◆ Task instructions: Copy each line of the following material exactly.

[Material for this task — start]

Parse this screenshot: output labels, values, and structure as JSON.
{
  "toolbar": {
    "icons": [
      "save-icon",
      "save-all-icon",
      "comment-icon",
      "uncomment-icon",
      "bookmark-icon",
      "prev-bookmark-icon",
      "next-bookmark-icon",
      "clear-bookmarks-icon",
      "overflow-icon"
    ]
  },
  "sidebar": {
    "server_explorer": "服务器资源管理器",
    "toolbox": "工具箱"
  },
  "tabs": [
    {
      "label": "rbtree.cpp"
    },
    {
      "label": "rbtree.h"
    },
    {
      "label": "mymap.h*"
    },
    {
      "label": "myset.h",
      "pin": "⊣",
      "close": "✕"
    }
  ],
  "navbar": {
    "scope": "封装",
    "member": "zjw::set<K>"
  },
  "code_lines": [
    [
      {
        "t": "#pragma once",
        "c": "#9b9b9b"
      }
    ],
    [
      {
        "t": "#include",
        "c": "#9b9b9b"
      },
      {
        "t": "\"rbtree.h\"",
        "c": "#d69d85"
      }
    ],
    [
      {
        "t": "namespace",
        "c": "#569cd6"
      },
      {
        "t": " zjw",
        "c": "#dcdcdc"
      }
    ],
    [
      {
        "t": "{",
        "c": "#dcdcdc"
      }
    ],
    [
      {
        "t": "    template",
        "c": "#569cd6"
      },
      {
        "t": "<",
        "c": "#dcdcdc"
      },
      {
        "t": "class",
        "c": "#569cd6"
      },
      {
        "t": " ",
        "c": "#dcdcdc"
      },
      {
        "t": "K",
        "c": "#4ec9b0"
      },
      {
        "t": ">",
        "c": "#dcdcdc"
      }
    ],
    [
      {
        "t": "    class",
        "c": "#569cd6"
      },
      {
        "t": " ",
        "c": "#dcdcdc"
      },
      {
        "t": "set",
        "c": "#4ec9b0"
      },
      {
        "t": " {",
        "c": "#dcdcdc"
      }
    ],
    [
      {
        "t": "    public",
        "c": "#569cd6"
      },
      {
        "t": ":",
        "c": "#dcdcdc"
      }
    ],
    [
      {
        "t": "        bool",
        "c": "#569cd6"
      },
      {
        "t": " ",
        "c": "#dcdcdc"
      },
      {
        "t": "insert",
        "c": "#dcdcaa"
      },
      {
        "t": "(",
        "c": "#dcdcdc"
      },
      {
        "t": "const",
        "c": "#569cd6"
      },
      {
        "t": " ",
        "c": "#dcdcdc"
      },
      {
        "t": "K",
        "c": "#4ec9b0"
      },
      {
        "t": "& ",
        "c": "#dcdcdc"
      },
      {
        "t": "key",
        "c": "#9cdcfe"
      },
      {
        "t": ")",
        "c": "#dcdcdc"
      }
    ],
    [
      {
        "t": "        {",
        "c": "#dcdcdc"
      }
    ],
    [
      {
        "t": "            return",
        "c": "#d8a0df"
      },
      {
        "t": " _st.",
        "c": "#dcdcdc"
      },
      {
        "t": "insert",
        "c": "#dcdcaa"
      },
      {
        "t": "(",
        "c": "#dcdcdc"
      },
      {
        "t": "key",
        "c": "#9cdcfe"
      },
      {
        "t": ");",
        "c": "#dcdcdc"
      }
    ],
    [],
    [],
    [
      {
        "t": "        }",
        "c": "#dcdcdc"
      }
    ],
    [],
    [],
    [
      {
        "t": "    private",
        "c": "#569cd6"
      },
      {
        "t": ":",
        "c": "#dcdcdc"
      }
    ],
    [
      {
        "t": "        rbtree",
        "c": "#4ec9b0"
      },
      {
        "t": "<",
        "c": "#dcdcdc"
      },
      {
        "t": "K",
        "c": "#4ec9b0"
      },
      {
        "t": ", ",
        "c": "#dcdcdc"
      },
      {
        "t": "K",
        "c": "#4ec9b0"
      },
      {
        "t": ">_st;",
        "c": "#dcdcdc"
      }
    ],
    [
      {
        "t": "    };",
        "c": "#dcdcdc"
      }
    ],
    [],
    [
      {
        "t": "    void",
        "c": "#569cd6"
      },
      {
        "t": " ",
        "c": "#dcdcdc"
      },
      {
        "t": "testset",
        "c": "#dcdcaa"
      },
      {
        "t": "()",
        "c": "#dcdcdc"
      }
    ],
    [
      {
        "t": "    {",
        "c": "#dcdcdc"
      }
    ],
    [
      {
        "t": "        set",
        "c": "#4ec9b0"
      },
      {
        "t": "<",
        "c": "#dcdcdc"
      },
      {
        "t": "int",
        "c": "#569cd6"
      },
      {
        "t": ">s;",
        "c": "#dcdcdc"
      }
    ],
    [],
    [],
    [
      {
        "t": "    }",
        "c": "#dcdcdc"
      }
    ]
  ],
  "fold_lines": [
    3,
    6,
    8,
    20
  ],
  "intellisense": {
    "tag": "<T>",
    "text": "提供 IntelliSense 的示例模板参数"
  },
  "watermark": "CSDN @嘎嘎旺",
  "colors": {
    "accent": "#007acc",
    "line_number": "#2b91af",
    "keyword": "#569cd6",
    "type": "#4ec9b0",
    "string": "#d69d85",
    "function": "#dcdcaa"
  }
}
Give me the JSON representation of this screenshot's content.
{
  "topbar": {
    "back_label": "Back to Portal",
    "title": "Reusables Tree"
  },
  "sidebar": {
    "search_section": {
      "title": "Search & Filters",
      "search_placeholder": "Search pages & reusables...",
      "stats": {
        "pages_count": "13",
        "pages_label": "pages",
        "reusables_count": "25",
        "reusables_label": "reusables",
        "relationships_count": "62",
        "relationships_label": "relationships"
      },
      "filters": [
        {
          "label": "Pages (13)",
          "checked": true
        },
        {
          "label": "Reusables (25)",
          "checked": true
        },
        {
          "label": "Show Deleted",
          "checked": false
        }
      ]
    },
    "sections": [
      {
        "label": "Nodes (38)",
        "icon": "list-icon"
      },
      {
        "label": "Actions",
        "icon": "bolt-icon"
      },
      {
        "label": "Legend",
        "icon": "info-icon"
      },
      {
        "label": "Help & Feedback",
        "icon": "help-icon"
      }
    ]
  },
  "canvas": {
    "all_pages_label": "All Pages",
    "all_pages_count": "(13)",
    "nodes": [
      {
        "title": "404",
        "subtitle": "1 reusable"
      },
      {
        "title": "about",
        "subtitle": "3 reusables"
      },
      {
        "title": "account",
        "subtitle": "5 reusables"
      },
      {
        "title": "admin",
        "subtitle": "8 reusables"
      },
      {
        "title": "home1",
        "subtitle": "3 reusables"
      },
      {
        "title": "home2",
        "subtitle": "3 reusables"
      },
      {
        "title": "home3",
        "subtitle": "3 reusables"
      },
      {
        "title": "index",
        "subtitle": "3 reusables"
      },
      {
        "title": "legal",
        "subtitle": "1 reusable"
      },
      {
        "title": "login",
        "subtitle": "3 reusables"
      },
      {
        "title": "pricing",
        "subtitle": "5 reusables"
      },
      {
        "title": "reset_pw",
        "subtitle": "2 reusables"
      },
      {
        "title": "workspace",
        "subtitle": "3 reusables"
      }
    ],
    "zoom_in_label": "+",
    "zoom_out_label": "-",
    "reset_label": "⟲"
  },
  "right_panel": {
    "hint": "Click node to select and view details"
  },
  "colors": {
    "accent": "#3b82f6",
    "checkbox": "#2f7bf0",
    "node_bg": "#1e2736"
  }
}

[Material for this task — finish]

◆ The completed task:
Parse this screenshot: output labels, values, and structure as JSON.
{
  "toolbar": {
    "icons": [
      "save-icon",
      "save-all-icon",
      "comment-icon",
      "uncomment-icon",
      "bookmark-icon",
      "prev-bookmark-icon",
      "next-bookmark-icon",
      "clear-bookmarks-icon",
      "overflow-icon"
    ]
  },
  "sidebar": {
    "server_explorer": "服务器资源管理器",
    "toolbox": "工具箱"
  },
  "tabs": [
    {
      "label": "rbtree.cpp"
    },
    {
      "label": "rbtree.h"
    },
    {
      "label": "mymap.h*"
    },
    {
      "label": "myset.h",
      "pin": "⊣",
      "close": "✕"
    }
  ],
  "navbar": {
    "scope": "封装",
    "member": "zjw::set<K>"
  },
  "code_lines": [
    [
      {
        "t": "#pragma once",
        "c": "#9b9b9b"
      }
    ],
    [
      {
        "t": "#include",
        "c": "#9b9b9b"
      },
      {
        "t": "\"rbtree.h\"",
        "c": "#d69d85"
      }
    ],
    [
      {
        "t": "namespace",
        "c": "#569cd6"
      },
      {
        "t": " zjw",
        "c": "#dcdcdc"
      }
    ],
    [
      {
        "t": "{",
        "c": "#dcdcdc"
      }
    ],
    [
      {
        "t": "    template",
        "c": "#569cd6"
      },
      {
        "t": "<",
        "c": "#dcdcdc"
      },
      {
        "t": "class",
        "c": "#569cd6"
      },
      {
        "t": " ",
        "c": "#dcdcdc"
      },
      {
        "t": "K",
        "c": "#4ec9b0"
      },
      {
        "t": ">",
        "c": "#dcdcdc"
      }
    ],
    [
      {
        "t": "    class",
        "c": "#569cd6"
      },
      {
        "t": " ",
        "c": "#dcdcdc"
      },
      {
        "t": "set",
        "c": "#4ec9b0"
      },
      {
        "t": " {",
        "c": "#dcdcdc"
      }
    ],
    [
      {
        "t": "    public",
        "c": "#569cd6"
      },
      {
        "t": ":",
        "c": "#dcdcdc"
      }
    ],
    [
      {
        "t": "        bool",
        "c": "#569cd6"
      },
      {
        "t": " ",
        "c": "#dcdcdc"
      },
      {
        "t": "insert",
        "c": "#dcdcaa"
      },
      {
        "t": "(",
        "c": "#dcdcdc"
      },
      {
        "t": "const",
        "c": "#569cd6"
      },
      {
        "t": " ",
        "c": "#dcdcdc"
      },
      {
        "t": "K",
        "c": "#4ec9b0"
      },
      {
        "t": "& ",
        "c": "#dcdcdc"
      },
      {
        "t": "key",
        "c": "#9cdcfe"
      },
      {
        "t": ")",
        "c": "#dcdcdc"
      }
    ],
    [
      {
        "t": "        {",
        "c": "#dcdcdc"
      }
    ],
    [
      {
        "t": "            return",
        "c": "#d8a0df"
      },
      {
        "t": " _st.",
        "c": "#dcdcdc"
      },
      {
        "t": "insert",
        "c": "#dcdcaa"
      },
      {
        "t": "(",
        "c": "#dcdcdc"
      },
      {
        "t": "key",
        "c": "#9cdcfe"
      },
      {
        "t": ");",
        "c": "#dcdcdc"
      }
    ],
    [],
    [],
    [
      {
        "t": "        }",
        "c": "#dcdcdc"
      }
    ],
    [],
    [],
    [
      {
        "t": "    private",
        "c": "#569cd6"
      },
      {
        "t": ":",
        "c": "#dcdcdc"
      }
    ],
    [
      {
        "t": "        rbtree",
        "c": "#4ec9b0"
      },
      {
        "t": "<",
        "c": "#dcdcdc"
      },
      {
        "t": "K",
        "c": "#4ec9b0"
      },
      {
        "t": ", ",
        "c": "#dcdcdc"
      },
      {
        "t": "K",
        "c": "#4ec9b0"
      },
      {
        "t": ">_st;",
        "c": "#dcdcdc"
      }
    ],
    [
      {
        "t": "    };",
        "c": "#dcdcdc"
      }
    ],
    [],
    [
      {
        "t": "    void",
        "c": "#569cd6"
      },
      {
        "t": " ",
        "c": "#dcdcdc"
      },
      {
        "t": "testset",
        "c": "#dcdcaa"
      },
      {
        "t": "()",
        "c": "#dcdcdc"
      }
    ],
    [
      {
        "t": "    {",
        "c": "#dcdcdc"
      }
    ],
    [
      {
        "t": "        set",
        "c": "#4ec9b0"
      },
      {
        "t": "<",
        "c": "#dcdcdc"
      },
      {
        "t": "int",
        "c": "#569cd6"
      },
      {
        "t": ">s;",
        "c": "#dcdcdc"
      }
    ],
    [],
    [],
    [
      {
        "t": "    }",
        "c": "#dcdcdc"
      }
    ]
  ],
  "fold_lines": [
    3,
    6,
    8,
    20
  ],
  "intellisense": {
    "tag": "<T>",
    "text": "提供 IntelliSense 的示例模板参数"
  },
  "watermark": "CSDN @嘎嘎旺",
  "colors": {
    "accent": "#007acc",
    "line_number": "#2b91af",
    "keyword": "#569cd6",
    "type": "#4ec9b0",
    "string": "#d69d85",
    "function": "#dcdcaa"
  }
}
Give me the JSON representation of this screenshot's content.
{
  "topbar": {
    "back_label": "Back to Portal",
    "title": "Reusables Tree"
  },
  "sidebar": {
    "search_section": {
      "title": "Search & Filters",
      "search_placeholder": "Search pages & reusables...",
      "stats": {
        "pages_count": "13",
        "pages_label": "pages",
        "reusables_count": "25",
        "reusables_label": "reusables",
        "relationships_count": "62",
        "relationships_label": "relationships"
      },
      "filters": [
        {
          "label": "Pages (13)",
          "checked": true
        },
        {
          "label": "Reusables (25)",
          "checked": true
        },
        {
          "label": "Show Deleted",
          "checked": false
        }
      ]
    },
    "sections": [
      {
        "label": "Nodes (38)",
        "icon": "list-icon"
      },
      {
        "label": "Actions",
        "icon": "bolt-icon"
      },
      {
        "label": "Legend",
        "icon": "info-icon"
      },
      {
        "label": "Help & Feedback",
        "icon": "help-icon"
      }
    ]
  },
  "canvas": {
    "all_pages_label": "All Pages",
    "all_pages_count": "(13)",
    "nodes": [
      {
        "title": "404",
        "subtitle": "1 reusable"
      },
      {
        "title": "about",
        "subtitle": "3 reusables"
      },
      {
        "title": "account",
        "subtitle": "5 reusables"
      },
      {
        "title": "admin",
        "subtitle": "8 reusables"
      },
      {
        "title": "home1",
        "subtitle": "3 reusables"
      },
      {
        "title": "home2",
        "subtitle": "3 reusables"
      },
      {
        "title": "home3",
        "subtitle": "3 reusables"
      },
      {
        "title": "index",
        "subtitle": "3 reusables"
      },
      {
        "title": "legal",
        "subtitle": "1 reusable"
      },
      {
        "title": "login",
        "subtitle": "3 reusables"
      },
      {
        "title": "pricing",
        "subtitle": "5 reusables"
      },
      {
        "title": "reset_pw",
        "subtitle": "2 reusables"
      },
      {
        "title": "workspace",
        "subtitle": "3 reusables"
      }
    ],
    "zoom_in_label": "+",
    "zoom_out_label": "-",
    "reset_label": "⟲"
  },
  "right_panel": {
    "hint": "Click node to select and view details"
  },
  "colors": {
    "accent": "#3b82f6",
    "checkbox": "#2f7bf0",
    "node_bg": "#1e2736"
  }
}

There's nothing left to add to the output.